As shown in a previous article, all raster (bitmap) files hold information on each and every pixel in the grid that makes an image.
Today we are going to describe some consequences of this storage principle and, hopefully, we will shed some light on some related, « esoteric » terms.
First, all bitmap images are rectangular, as there has to be a grid (vector images, being defined by mathematical equations, not by pixels, aren’t « restricted » to rectangular shape)
Secondly, bitmaps are resolution-dependent.
That means the bitmap stores information on a given (fixed) number of pixels only.
If you want to rescale the image to a lower resolution, some pixels from the original grid will have to be discarded while rescaling to higher resolution means new pixels (not existing in the original grid) need to be created.

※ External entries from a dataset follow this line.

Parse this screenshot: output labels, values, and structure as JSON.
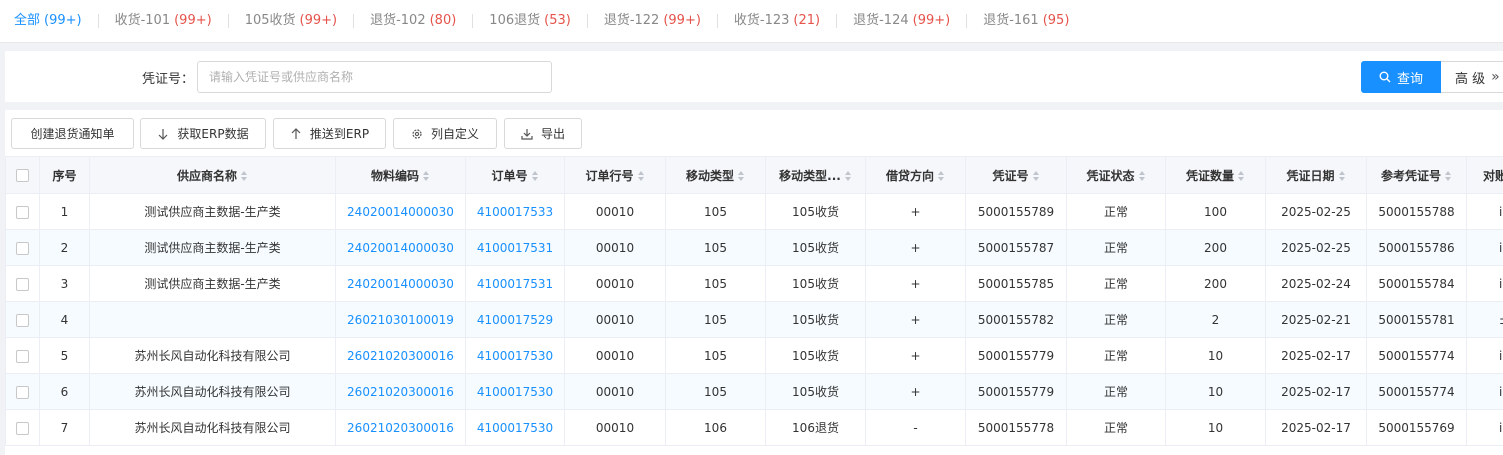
{
  "tabs": [
    {
      "label": "全部",
      "count": "(99+)",
      "active": true
    },
    {
      "label": "收货-101",
      "count": "(99+)"
    },
    {
      "label": "105收货",
      "count": "(99+)"
    },
    {
      "label": "退货-102",
      "count": "(80)"
    },
    {
      "label": "106退货",
      "count": "(53)"
    },
    {
      "label": "退货-122",
      "count": "(99+)"
    },
    {
      "label": "收货-123",
      "count": "(21)"
    },
    {
      "label": "退货-124",
      "count": "(99+)"
    },
    {
      "label": "退货-161",
      "count": "(95)"
    }
  ],
  "search": {
    "label": "凭证号：",
    "placeholder": "请输入凭证号或供应商名称",
    "value": "",
    "query_label": "查询",
    "advanced_label": "高 级",
    "advanced_chevron": "»"
  },
  "toolbar": {
    "create_label": "创建退货通知单",
    "fetch_label": "获取ERP数据",
    "push_label": "推送到ERP",
    "columns_label": "列自定义",
    "export_label": "导出"
  },
  "table": {
    "headers": {
      "index": "序号",
      "supplier": "供应商名称",
      "material": "物料编码",
      "order": "订单号",
      "order_line": "订单行号",
      "move_type": "移动类型",
      "move_type_desc": "移动类型...",
      "direction": "借贷方向",
      "voucher": "凭证号",
      "voucher_status": "凭证状态",
      "voucher_qty": "凭证数量",
      "voucher_date": "凭证日期",
      "ref_voucher": "参考凭证号",
      "last": "对账"
    },
    "rows": [
      {
        "index": "1",
        "supplier": "测试供应商主数据-生产类",
        "material": "24020014000030",
        "order": "4100017533",
        "order_line": "00010",
        "move_type": "105",
        "move_type_desc": "105收货",
        "direction": "+",
        "voucher": "5000155789",
        "voucher_status": "正常",
        "voucher_qty": "100",
        "voucher_date": "2025-02-25",
        "ref_voucher": "5000155788",
        "last": "i"
      },
      {
        "index": "2",
        "supplier": "测试供应商主数据-生产类",
        "material": "24020014000030",
        "order": "4100017531",
        "order_line": "00010",
        "move_type": "105",
        "move_type_desc": "105收货",
        "direction": "+",
        "voucher": "5000155787",
        "voucher_status": "正常",
        "voucher_qty": "200",
        "voucher_date": "2025-02-25",
        "ref_voucher": "5000155786",
        "last": "i"
      },
      {
        "index": "3",
        "supplier": "测试供应商主数据-生产类",
        "material": "24020014000030",
        "order": "4100017531",
        "order_line": "00010",
        "move_type": "105",
        "move_type_desc": "105收货",
        "direction": "+",
        "voucher": "5000155785",
        "voucher_status": "正常",
        "voucher_qty": "200",
        "voucher_date": "2025-02-24",
        "ref_voucher": "5000155784",
        "last": "i"
      },
      {
        "index": "4",
        "supplier": "",
        "material": "26021030100019",
        "order": "4100017529",
        "order_line": "00010",
        "move_type": "105",
        "move_type_desc": "105收货",
        "direction": "+",
        "voucher": "5000155782",
        "voucher_status": "正常",
        "voucher_qty": "2",
        "voucher_date": "2025-02-21",
        "ref_voucher": "5000155781",
        "last": "±"
      },
      {
        "index": "5",
        "supplier": "苏州长风自动化科技有限公司",
        "material": "26021020300016",
        "order": "4100017530",
        "order_line": "00010",
        "move_type": "105",
        "move_type_desc": "105收货",
        "direction": "+",
        "voucher": "5000155779",
        "voucher_status": "正常",
        "voucher_qty": "10",
        "voucher_date": "2025-02-17",
        "ref_voucher": "5000155774",
        "last": "i"
      },
      {
        "index": "6",
        "supplier": "苏州长风自动化科技有限公司",
        "material": "26021020300016",
        "order": "4100017530",
        "order_line": "00010",
        "move_type": "105",
        "move_type_desc": "105收货",
        "direction": "+",
        "voucher": "5000155779",
        "voucher_status": "正常",
        "voucher_qty": "10",
        "voucher_date": "2025-02-17",
        "ref_voucher": "5000155774",
        "last": "i"
      },
      {
        "index": "7",
        "supplier": "苏州长风自动化科技有限公司",
        "material": "26021020300016",
        "order": "4100017530",
        "order_line": "00010",
        "move_type": "106",
        "move_type_desc": "106退货",
        "direction": "-",
        "voucher": "5000155778",
        "voucher_status": "正常",
        "voucher_qty": "10",
        "voucher_date": "2025-02-17",
        "ref_voucher": "5000155769",
        "last": "i"
      }
    ]
  },
  "colors": {
    "accent": "#1890ff",
    "count_red": "#e5534b"
  },
  "icons": {
    "query": "search-icon",
    "fetch": "arrow-down-icon",
    "push": "arrow-up-icon",
    "columns": "gear-icon",
    "export": "download-icon"
  }
}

Down-scaling a bitmap (for example when creating a thumbnail) produces far fewer damages to the quality of the image as opposed to up-scaling it.
So let’s take a closer look at the up-scaling case: zooming-in a bitmap image (to get a better view on details or to enlarge the image) won’t reveal new information at all because such information simply isn’t there. The bitmap contains information only for the given number of pixels, and that’s it.
And beyond a certain threshold, each discretely visible pixel composing the original image will become a bigger and bigger rectangle, altering the image more and more.
To reduce (eliminating is impossible) this upscaling problem, new pixels are created based on original pixels color information and this process of estimating new intermediary values from known existing values is called « interpolation. »
There are several interpolation algorithms, 3 of which are most commonly used: « nearest-neighbour, » bilinear and bicubic interpolations.
Nearest-neighbour is the most simple but less effective interpolation method, producing jagged edges (looking like stairs) on the increased-sized image while bicubic is much more complex and generates smoother straight-lines and curves.
But at the end of the day, no matter their complexity, all algorithms are creating the new pixels by some more or less reasonable approximation or « educated guess, » so to speak.
Resolution-dependency of bitmaps imposes for another important aspect to be discussed: screen and printer rendering.
This subject contains many confusing terms, some of them commonly misused, so we will dedicate our next blog article entirely to that matter, in an attempt to untangle frequent confusions.
The fourth thing about bitmaps is about converting a bitmap format to another one and is actually good news.
As they are all based on the same encoding principle (storing information on all pixels in the image) conversion between different bitmaps file formats is rather easy.
Most popular bitmap formats are non-proprietary (have open specifications) like PNG, TIFF, JPEG or GIF.
BMP format was invented by Microsoft but being a relatively simple, well documented and free of patents format, it became quite a common raster image format.
See you next week, folks!